i hate how much i’m about to write, sorry about this…but of course!
resolve is great––we finished that feature and did exports in resolve. it’s extremely capable on its own, works better than expected with all the software i’ve needed it to, and has gotten significantly less buggy in the last couple of years. the paid version is a lifetime license with free upgrades for the price of half a year of an adobe CC subscription… (probably not a coincidence that the NLEs with the best price:performance ratio are both from hardware companies who happen to also have software, these tools are undoubtably priced significantly below development costs…)
and don’t get me wrong, the fewer hours you spend per day staring at one of these programs, the more marginal the various ideological differences between them become.
my personal drift from NLE-agnosticism towards my current FCPX evangelist stance unfolded over years of staring at all these programs for 8+ hours a day.
i did a full rough cut of the documentary in avid with scriptsync, etc––avid is insanely quick for editing. i really flew, stringing out an entire movie from nothing but transcripts in a month or two. but the cut was 3.5 hours long and it got totally shredded by the director for being boring as hell.
i had to go back to the drawing board and i only had a few weeks to show a polished recut of the first 10-20 minutes of the movie. this is where avid (and other software using the avid paradigm, eg premiere, resolve, etc) starts to fall a bit short, for me.
in avid, you have to be extremely rigorous when setting up your project. for longform nonfiction, bin for interviews, a bin for archival, bin for script syncs, sub folders for various categories of each.
that’s not enough organization, so, commonly you might further break down footage into ‘selects reels’, basically a timeline where you dump a bunch of content that struck you as being a good bit about some topic. you might place markers noting which clips could go with what, or whatever. repeat for every conceivable topic.
there are a couple different routes to take with this, but i have not found one that doesn’t involve:
- placing too many things in a bin or sequence, making it difficult to find any one thing
- having too many bins or sequences and not being able to quickly navigate through them

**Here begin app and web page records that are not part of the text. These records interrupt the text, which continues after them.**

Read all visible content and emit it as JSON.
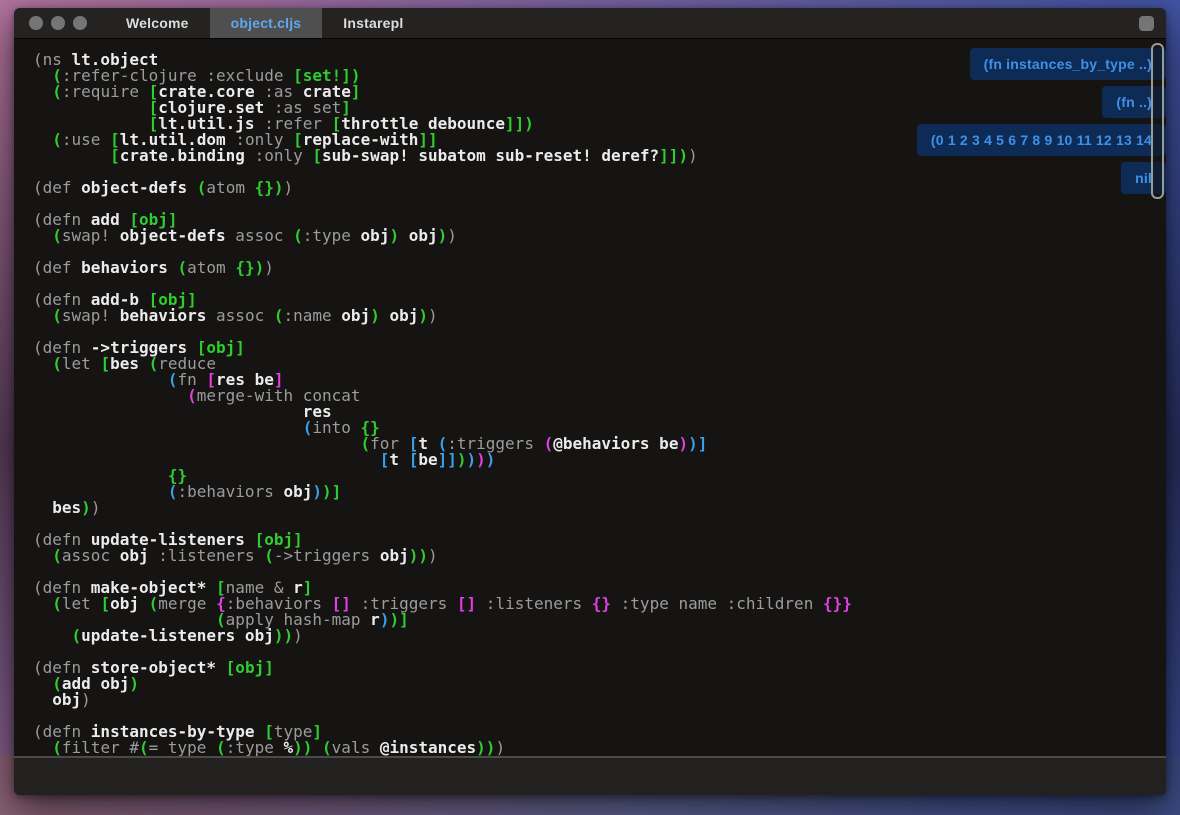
{
  "tabbar": {
    "window_controls": [
      {
        "name": "close-button"
      },
      {
        "name": "minimize-button"
      },
      {
        "name": "zoom-button"
      }
    ],
    "tabs": [
      {
        "label": "Welcome",
        "active": false
      },
      {
        "label": "object.cljs",
        "active": true
      },
      {
        "label": "Instarepl",
        "active": false
      }
    ],
    "console_button": {
      "name": "console-toggle-button"
    }
  },
  "colors": {
    "tab_active_text": "#5da9f0",
    "badge_bg": "#0d2b55",
    "badge_text": "#3f90e8",
    "paren_green": "#2fce2f",
    "paren_blue": "#3c9fe8",
    "paren_magenta": "#e040e0",
    "symbol_white": "#ebebeb",
    "default_gray": "#9c9c9c"
  },
  "editor": {
    "inline_results": [
      {
        "label": "(fn instances_by_type ..)"
      },
      {
        "label": "(fn  ..)"
      },
      {
        "label": "(0 1 2 3 4 5 6 7 8 9 10 11 12 13 14"
      },
      {
        "label": "nil"
      }
    ],
    "lines": [
      [
        [
          "g",
          "(ns "
        ],
        [
          "w",
          "lt.object"
        ]
      ],
      [
        [
          "g",
          "  "
        ],
        [
          "G",
          "("
        ],
        [
          "g",
          ":refer-clojure :exclude "
        ],
        [
          "G",
          "["
        ],
        [
          "G",
          "set!"
        ],
        [
          "G",
          "])"
        ]
      ],
      [
        [
          "g",
          "  "
        ],
        [
          "G",
          "("
        ],
        [
          "g",
          ":require "
        ],
        [
          "G",
          "["
        ],
        [
          "w",
          "crate.core"
        ],
        [
          "g",
          " :as "
        ],
        [
          "w",
          "crate"
        ],
        [
          "G",
          "]"
        ]
      ],
      [
        [
          "g",
          "            "
        ],
        [
          "G",
          "["
        ],
        [
          "w",
          "clojure.set"
        ],
        [
          "g",
          " :as set"
        ],
        [
          "G",
          "]"
        ]
      ],
      [
        [
          "g",
          "            "
        ],
        [
          "G",
          "["
        ],
        [
          "w",
          "lt.util.js"
        ],
        [
          "g",
          " :refer "
        ],
        [
          "G",
          "["
        ],
        [
          "w",
          "throttle debounce"
        ],
        [
          "G",
          "]])"
        ]
      ],
      [
        [
          "g",
          "  "
        ],
        [
          "G",
          "("
        ],
        [
          "g",
          ":use "
        ],
        [
          "G",
          "["
        ],
        [
          "w",
          "lt.util.dom"
        ],
        [
          "g",
          " :only "
        ],
        [
          "G",
          "["
        ],
        [
          "w",
          "replace-with"
        ],
        [
          "G",
          "]]"
        ]
      ],
      [
        [
          "g",
          "        "
        ],
        [
          "G",
          "["
        ],
        [
          "w",
          "crate.binding"
        ],
        [
          "g",
          " :only "
        ],
        [
          "G",
          "["
        ],
        [
          "w",
          "sub-swap! subatom sub-reset! deref?"
        ],
        [
          "G",
          "]])"
        ],
        [
          "g",
          ")"
        ]
      ],
      [],
      [
        [
          "g",
          "(def "
        ],
        [
          "w",
          "object-defs"
        ],
        [
          "g",
          " "
        ],
        [
          "G",
          "("
        ],
        [
          "g",
          "atom "
        ],
        [
          "G",
          "{})"
        ],
        [
          "g",
          ")"
        ]
      ],
      [],
      [
        [
          "g",
          "(defn "
        ],
        [
          "w",
          "add"
        ],
        [
          "g",
          " "
        ],
        [
          "G",
          "[obj]"
        ]
      ],
      [
        [
          "g",
          "  "
        ],
        [
          "G",
          "("
        ],
        [
          "g",
          "swap! "
        ],
        [
          "w",
          "object-defs"
        ],
        [
          "g",
          " assoc "
        ],
        [
          "G",
          "("
        ],
        [
          "g",
          ":type "
        ],
        [
          "w",
          "obj"
        ],
        [
          "G",
          ")"
        ],
        [
          "g",
          " "
        ],
        [
          "w",
          "obj"
        ],
        [
          "G",
          ")"
        ],
        [
          "g",
          ")"
        ]
      ],
      [],
      [
        [
          "g",
          "(def "
        ],
        [
          "w",
          "behaviors"
        ],
        [
          "g",
          " "
        ],
        [
          "G",
          "("
        ],
        [
          "g",
          "atom "
        ],
        [
          "G",
          "{})"
        ],
        [
          "g",
          ")"
        ]
      ],
      [],
      [
        [
          "g",
          "(defn "
        ],
        [
          "w",
          "add-b"
        ],
        [
          "g",
          " "
        ],
        [
          "G",
          "[obj]"
        ]
      ],
      [
        [
          "g",
          "  "
        ],
        [
          "G",
          "("
        ],
        [
          "g",
          "swap! "
        ],
        [
          "w",
          "behaviors"
        ],
        [
          "g",
          " assoc "
        ],
        [
          "G",
          "("
        ],
        [
          "g",
          ":name "
        ],
        [
          "w",
          "obj"
        ],
        [
          "G",
          ")"
        ],
        [
          "g",
          " "
        ],
        [
          "w",
          "obj"
        ],
        [
          "G",
          ")"
        ],
        [
          "g",
          ")"
        ]
      ],
      [],
      [
        [
          "g",
          "(defn "
        ],
        [
          "w",
          "->triggers"
        ],
        [
          "g",
          " "
        ],
        [
          "G",
          "[obj]"
        ]
      ],
      [
        [
          "g",
          "  "
        ],
        [
          "G",
          "("
        ],
        [
          "g",
          "let "
        ],
        [
          "G",
          "["
        ],
        [
          "w",
          "bes"
        ],
        [
          "g",
          " "
        ],
        [
          "G",
          "("
        ],
        [
          "g",
          "reduce"
        ]
      ],
      [
        [
          "g",
          "              "
        ],
        [
          "B",
          "("
        ],
        [
          "g",
          "fn "
        ],
        [
          "M",
          "["
        ],
        [
          "w",
          "res be"
        ],
        [
          "M",
          "]"
        ]
      ],
      [
        [
          "g",
          "                "
        ],
        [
          "M",
          "("
        ],
        [
          "g",
          "merge-with concat"
        ]
      ],
      [
        [
          "g",
          "                            "
        ],
        [
          "w",
          "res"
        ]
      ],
      [
        [
          "g",
          "                            "
        ],
        [
          "B",
          "("
        ],
        [
          "g",
          "into "
        ],
        [
          "G",
          "{}"
        ]
      ],
      [
        [
          "g",
          "                                  "
        ],
        [
          "G",
          "("
        ],
        [
          "g",
          "for "
        ],
        [
          "B",
          "["
        ],
        [
          "w",
          "t"
        ],
        [
          "g",
          " "
        ],
        [
          "B",
          "("
        ],
        [
          "g",
          ":triggers "
        ],
        [
          "M",
          "("
        ],
        [
          "w",
          "@behaviors be"
        ],
        [
          "M",
          ")"
        ],
        [
          "B",
          ")]"
        ]
      ],
      [
        [
          "g",
          "                                    "
        ],
        [
          "B",
          "["
        ],
        [
          "w",
          "t"
        ],
        [
          "g",
          " "
        ],
        [
          "B",
          "["
        ],
        [
          "w",
          "be"
        ],
        [
          "B",
          "]]"
        ],
        [
          "G",
          ")"
        ],
        [
          "B",
          ")"
        ],
        [
          "M",
          ")"
        ],
        [
          "B",
          ")"
        ]
      ],
      [
        [
          "g",
          "              "
        ],
        [
          "G",
          "{}"
        ]
      ],
      [
        [
          "g",
          "              "
        ],
        [
          "B",
          "("
        ],
        [
          "g",
          ":behaviors "
        ],
        [
          "w",
          "obj"
        ],
        [
          "B",
          ")"
        ],
        [
          "G",
          ")]"
        ]
      ],
      [
        [
          "g",
          "  "
        ],
        [
          "w",
          "bes"
        ],
        [
          "G",
          ")"
        ],
        [
          "g",
          ")"
        ]
      ],
      [],
      [
        [
          "g",
          "(defn "
        ],
        [
          "w",
          "update-listeners"
        ],
        [
          "g",
          " "
        ],
        [
          "G",
          "[obj]"
        ]
      ],
      [
        [
          "g",
          "  "
        ],
        [
          "G",
          "("
        ],
        [
          "g",
          "assoc "
        ],
        [
          "w",
          "obj"
        ],
        [
          "g",
          " :listeners "
        ],
        [
          "G",
          "("
        ],
        [
          "g",
          "->triggers "
        ],
        [
          "w",
          "obj"
        ],
        [
          "G",
          "))"
        ],
        [
          "g",
          ")"
        ]
      ],
      [],
      [
        [
          "g",
          "(defn "
        ],
        [
          "w",
          "make-object*"
        ],
        [
          "g",
          " "
        ],
        [
          "G",
          "["
        ],
        [
          "g",
          "name & "
        ],
        [
          "w",
          "r"
        ],
        [
          "G",
          "]"
        ]
      ],
      [
        [
          "g",
          "  "
        ],
        [
          "G",
          "("
        ],
        [
          "g",
          "let "
        ],
        [
          "G",
          "["
        ],
        [
          "w",
          "obj"
        ],
        [
          "g",
          " "
        ],
        [
          "G",
          "("
        ],
        [
          "g",
          "merge "
        ],
        [
          "M",
          "{"
        ],
        [
          "g",
          ":behaviors "
        ],
        [
          "M",
          "[]"
        ],
        [
          "g",
          " :triggers "
        ],
        [
          "M",
          "[]"
        ],
        [
          "g",
          " :listeners "
        ],
        [
          "M",
          "{}"
        ],
        [
          "g",
          " :type name :children "
        ],
        [
          "M",
          "{}}"
        ]
      ],
      [
        [
          "g",
          "                   "
        ],
        [
          "G",
          "("
        ],
        [
          "g",
          "apply hash-map "
        ],
        [
          "w",
          "r"
        ],
        [
          "B",
          ")"
        ],
        [
          "G",
          ")]"
        ]
      ],
      [
        [
          "g",
          "    "
        ],
        [
          "G",
          "("
        ],
        [
          "w",
          "update-listeners obj"
        ],
        [
          "G",
          "))"
        ],
        [
          "g",
          ")"
        ]
      ],
      [],
      [
        [
          "g",
          "(defn "
        ],
        [
          "w",
          "store-object*"
        ],
        [
          "g",
          " "
        ],
        [
          "G",
          "[obj]"
        ]
      ],
      [
        [
          "g",
          "  "
        ],
        [
          "G",
          "("
        ],
        [
          "w",
          "add obj"
        ],
        [
          "G",
          ")"
        ]
      ],
      [
        [
          "g",
          "  "
        ],
        [
          "w",
          "obj"
        ],
        [
          "g",
          ")"
        ]
      ],
      [],
      [
        [
          "g",
          "(defn "
        ],
        [
          "w",
          "instances-by-type"
        ],
        [
          "g",
          " "
        ],
        [
          "G",
          "["
        ],
        [
          "g",
          "type"
        ],
        [
          "G",
          "]"
        ]
      ],
      [
        [
          "g",
          "  "
        ],
        [
          "G",
          "("
        ],
        [
          "g",
          "filter #"
        ],
        [
          "G",
          "("
        ],
        [
          "g",
          "= type "
        ],
        [
          "G",
          "("
        ],
        [
          "g",
          ":type "
        ],
        [
          "w",
          "%"
        ],
        [
          "G",
          "))"
        ],
        [
          "g",
          " "
        ],
        [
          "G",
          "("
        ],
        [
          "g",
          "vals "
        ],
        [
          "w",
          "@instances"
        ],
        [
          "G",
          "))"
        ],
        [
          "g",
          ")"
        ]
      ]
    ]
  }
}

- thinking something belongs in one category but during editing, realizing it is more closely connected to different category. (you can either live with it or stop working, open up the selects reel, match frame to the original file, delete from the current selects reel, open up the destination reel, insert it at the end…actually maybe the dialogue speaks to one topic but the imagery works better with another topic, what about if we…)
and no matter how thorough you are in that process, invariably there will come a time when you have an idea that calls for a piece of footage that is not in any selects reel. at that point, your options are basically to give up or to spend hours clicking on and scrubbing through clips in search of the thing you know you saw (hopefully what you’re looking for is the thing you believe it is (or else you just spent 4 hours combing through the NBC archival looking for something in the CBS broadcast bin)).
nothing about this makes any sense. these are all just bits of digital content, but this process treats them as if they are physical pieces of media. i assume, when these GUIs were first designed, there was an expectation that the digital representation had to be stored and managed just as the physical piece of media it was representing: very carefully, and only moving when you place your hand on it and move it from one space to another. of all the major pieces of software in this space, FCP is the only one to have been totally rewritten at a moment after this was no longer the case.
when i say “avid is insanely quick for editing”, this is the paradigm that i’m referring to. if you’ve got an assistant editor, a story producer, or some intern to go through transcripts, if your project is set up and organized perfectly and you know where everything is, it’s hard to improve on avid with scriptsync. it’s just that personally i’ve literally never worked on a project where this was the case.
in FCPX, you can tag any subset of any footage with any number of keywords. each keyword automatically becomes what is in effect a ‘selects reel’. and you can do this as you’re watching the footage for the first time, in real time. it’s easy to merge, rename, delete keyword collections at any point, so you don’t have to be too precious about this at all. the entire project panel becomes a selects reel.
it leads to a kind of paradox where you can get organized more quickly, but also you spend more time organizing––because the organization itself is more useful, and you don’t have to do it all before you start editing. you can quickly task-switch depending on what the priority is.
and it’s not just organization, similar workflow improvements can be found throughout the editing process. here’s the video that got me to try FCPX a few years after it’s legendarily problematic launch (skipped to ~8 minutes in where he gets into NLE comparisons):
(to close my rough cut story, i had transcripts for the interviews, but not for the archival video. so i had been using FCPX basically as an organization tool to handle archival footage, and i threw together an achival-driven intro directly with FCPX just to get a fresh thing for the director to look at. when he saw how i was using it, we wound up moving everything over to it and doing the film in FCPX.)